New DMNS exhibition toys with the concept of LEGO as art
The “The Art of the Brick” exhibit has traveled to over 20 countries, 100 cities and six continents, but LEGO artist Nathan Sawaya says he always wanted to have an exhibit at his current stop, the Denver Museum. of Nature and Science.
“This is the first museum I have visited,” Sawaya said at a recent press conference. “My grandparents brought me here when I was very, very young. It’s very special to have an exhibition here now.
The exhibition features more than 100 works created by Sawaya spanning his entire career, including original works and representations of historical art. Each is built entirely from LEGO bricks.
Sawaya said her love affair with interlocking plastic blocks began, as most, during childhood. Growing up, he turned to the creative arts, but was not confident in his work, so he pursued a career as a lawyer instead.
“I was coming home and needed a creative outlet and that’s where I discovered LEGO bricks again,” he said. “I started to experiment with them, to create new pieces.”
He later created a website with a virtual gallery of his LEGO masterpieces. When the site crashed due to too many visits, Sawaya realized that maybe there was something more to it. He therefore abandoned the career of law to devote himself to art full time.
“A lot of people told me I was crazy,” he said. “That I was making a mistake… This negativity really shocked me. I felt like people were trying to hold me back.
This experience inspired the play “Grasp”. The work presents the frame of a man with several pairs of hands holding him back.
So why LEGOs? Sawaya says it’s partly nostalgia, but there’s also a specific aesthetic he gravitates towards.
“I love the look of LEGO,” he says. “I love the right angles, those distinct lines. When you see my sculptures up close, you will see all these right angles, these sharp angles. But then you walk away from it, all those corners blend into curves. It’s kind of the magic of using LEGO bricks. “
It is also a medium accessible and accessible to so many people.
“Everyone broke a brick together,” Sawaya said. “And that’s the idea, to bring people into this exhibit and hopefully inspire them.”
It’s about getting people to think about math and engineering in new ways as well. That’s what made the idea a natural fit for a science-driven museum, museum educator Keelin McCarthy said.

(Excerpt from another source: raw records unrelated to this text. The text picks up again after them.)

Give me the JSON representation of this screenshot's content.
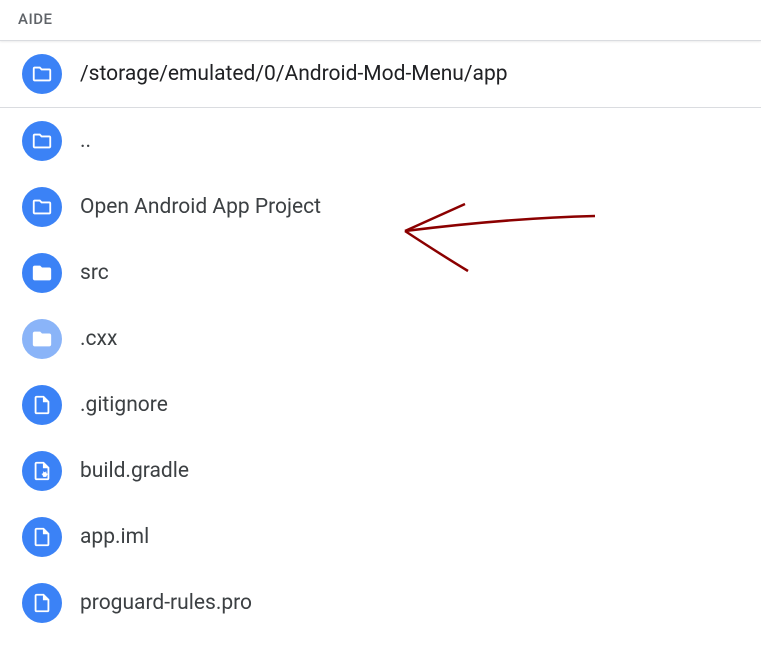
{
  "header": {
    "title": "AIDE"
  },
  "path": "/storage/emulated/0/Android-Mod-Menu/app",
  "items": [
    {
      "name": "..",
      "icon": "folder-open"
    },
    {
      "name": "Open Android App Project",
      "icon": "folder-open"
    },
    {
      "name": "src",
      "icon": "folder"
    },
    {
      "name": ".cxx",
      "icon": "folder-grey"
    },
    {
      "name": ".gitignore",
      "icon": "file"
    },
    {
      "name": "build.gradle",
      "icon": "file-gear"
    },
    {
      "name": "app.iml",
      "icon": "file"
    },
    {
      "name": "proguard-rules.pro",
      "icon": "file"
    }
  ],
  "colors": {
    "iconBlue": "#3b82f6",
    "iconGrey": "#8ab4f8",
    "annotationRed": "#8b0000"
  }
}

“Science and art are not opposed,” said McCarthy. “They’re not even different enough to be opposed in any way. These are two methods of interacting and learning about the world around us and about ourselves. Art takes planning, thought, and a lot of trial and error – just like science. “
Much of the engineering went into some of these parts, Sawaya said. In particular his sculpture of a Tyrannosaurus rex.
Creating the huge beast was sometimes “staggering,” Sawaya said, adding that it took a lot of trial and error. Eventually, he used towers underneath to support the dinosaur’s massive body on top of its tiny legs. Once done, he added wires to hold it for display and removed the towers, which – although made from LEGO – were “unsightly.” The sculpture is one of the few that breaks down into sections for ease of transportation and installation.
Anyone who has built with LEGOs knows the potential of working hours that crumble with the slightest bump. To make the works a bit more stable, Sawaya glues each piece as he works. It helps with potential issues, but when the vision changes or he makes a miscalculation, it requires the painstaking process of chiseling bricks that are sometimes several days old.
“It can be a very heartbreaking moment, but it’s part of the process,” he said. “(This is) going into these projects with patience. It is not something that will happen overnight. Sometimes it takes days, weeks and months to complete a project. “
Some of Sawaya’s most famous pieces are based on the greatest works of art in history, including “Venus de Milo”, “Starry Night” by Van Gogh and “The Scream” by Munch.
But “The Art of the Brick” also focuses on original works.
Sawaya will debut his new piece, “The Big Blue Swimmer,” as part of the exhibition. The sculpture represents a swimmer emerging from a sea of blue LEGOs. The entire room contains 120,000 bricks. In her Los Angeles studio, Sawaya has a stock of over 10 million LEGO pieces, all lined up along the walls in clear plastic boxes and sorted by shape and color.
“It’s like stepping into a rainbow,” Sawaya said. His goal is to elevate the LEGO so that others see him like him. At the start of “My Boy 2” – a sculpture of an anguished figure carrying a limp body – a woman began to cry in the gallery.
“She didn’t see it as a LEGO toy,” he said. “It was a work of art and she reacted to it.”
“The Art of the Brick” is on display June 25 through January 24, 2021 (tickets are free with general admission purchase through Labor Day) at the Denver Museum of Nature and Science.